YOUR TASK:
Write the data below out again, unchanged.

GIVEN RECORDS:

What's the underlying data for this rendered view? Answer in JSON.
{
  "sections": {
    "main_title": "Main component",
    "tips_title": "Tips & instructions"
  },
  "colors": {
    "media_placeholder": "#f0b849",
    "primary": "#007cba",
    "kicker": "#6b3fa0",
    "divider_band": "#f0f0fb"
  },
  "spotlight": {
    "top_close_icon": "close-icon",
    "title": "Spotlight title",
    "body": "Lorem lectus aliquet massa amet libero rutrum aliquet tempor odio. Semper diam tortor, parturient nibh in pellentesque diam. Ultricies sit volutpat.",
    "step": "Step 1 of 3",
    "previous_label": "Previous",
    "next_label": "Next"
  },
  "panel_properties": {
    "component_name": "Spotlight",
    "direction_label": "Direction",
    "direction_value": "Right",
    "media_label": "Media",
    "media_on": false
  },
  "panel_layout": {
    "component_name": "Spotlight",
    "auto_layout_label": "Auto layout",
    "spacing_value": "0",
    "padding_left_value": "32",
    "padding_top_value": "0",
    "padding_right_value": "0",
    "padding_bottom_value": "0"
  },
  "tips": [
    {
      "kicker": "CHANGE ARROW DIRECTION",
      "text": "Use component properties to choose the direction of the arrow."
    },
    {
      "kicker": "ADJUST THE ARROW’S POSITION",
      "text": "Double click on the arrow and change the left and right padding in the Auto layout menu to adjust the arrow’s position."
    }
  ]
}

TASK SOLUTION:
What's the underlying data for this rendered view? Answer in JSON.
{
  "sections": {
    "main_title": "Main component",
    "tips_title": "Tips & instructions"
  },
  "colors": {
    "media_placeholder": "#f0b849",
    "primary": "#007cba",
    "kicker": "#6b3fa0",
    "divider_band": "#f0f0fb"
  },
  "spotlight": {
    "top_close_icon": "close-icon",
    "title": "Spotlight title",
    "body": "Lorem lectus aliquet massa amet libero rutrum aliquet tempor odio. Semper diam tortor, parturient nibh in pellentesque diam. Ultricies sit volutpat.",
    "step": "Step 1 of 3",
    "previous_label": "Previous",
    "next_label": "Next"
  },
  "panel_properties": {
    "component_name": "Spotlight",
    "direction_label": "Direction",
    "direction_value": "Right",
    "media_label": "Media",
    "media_on": false
  },
  "panel_layout": {
    "component_name": "Spotlight",
    "auto_layout_label": "Auto layout",
    "spacing_value": "0",
    "padding_left_value": "32",
    "padding_top_value": "0",
    "padding_right_value": "0",
    "padding_bottom_value": "0"
  },
  "tips": [
    {
      "kicker": "CHANGE ARROW DIRECTION",
      "text": "Use component properties to choose the direction of the arrow."
    },
    {
      "kicker": "ADJUST THE ARROW’S POSITION",
      "text": "Double click on the arrow and change the left and right padding in the Auto layout menu to adjust the arrow’s position."
    }
  ]
}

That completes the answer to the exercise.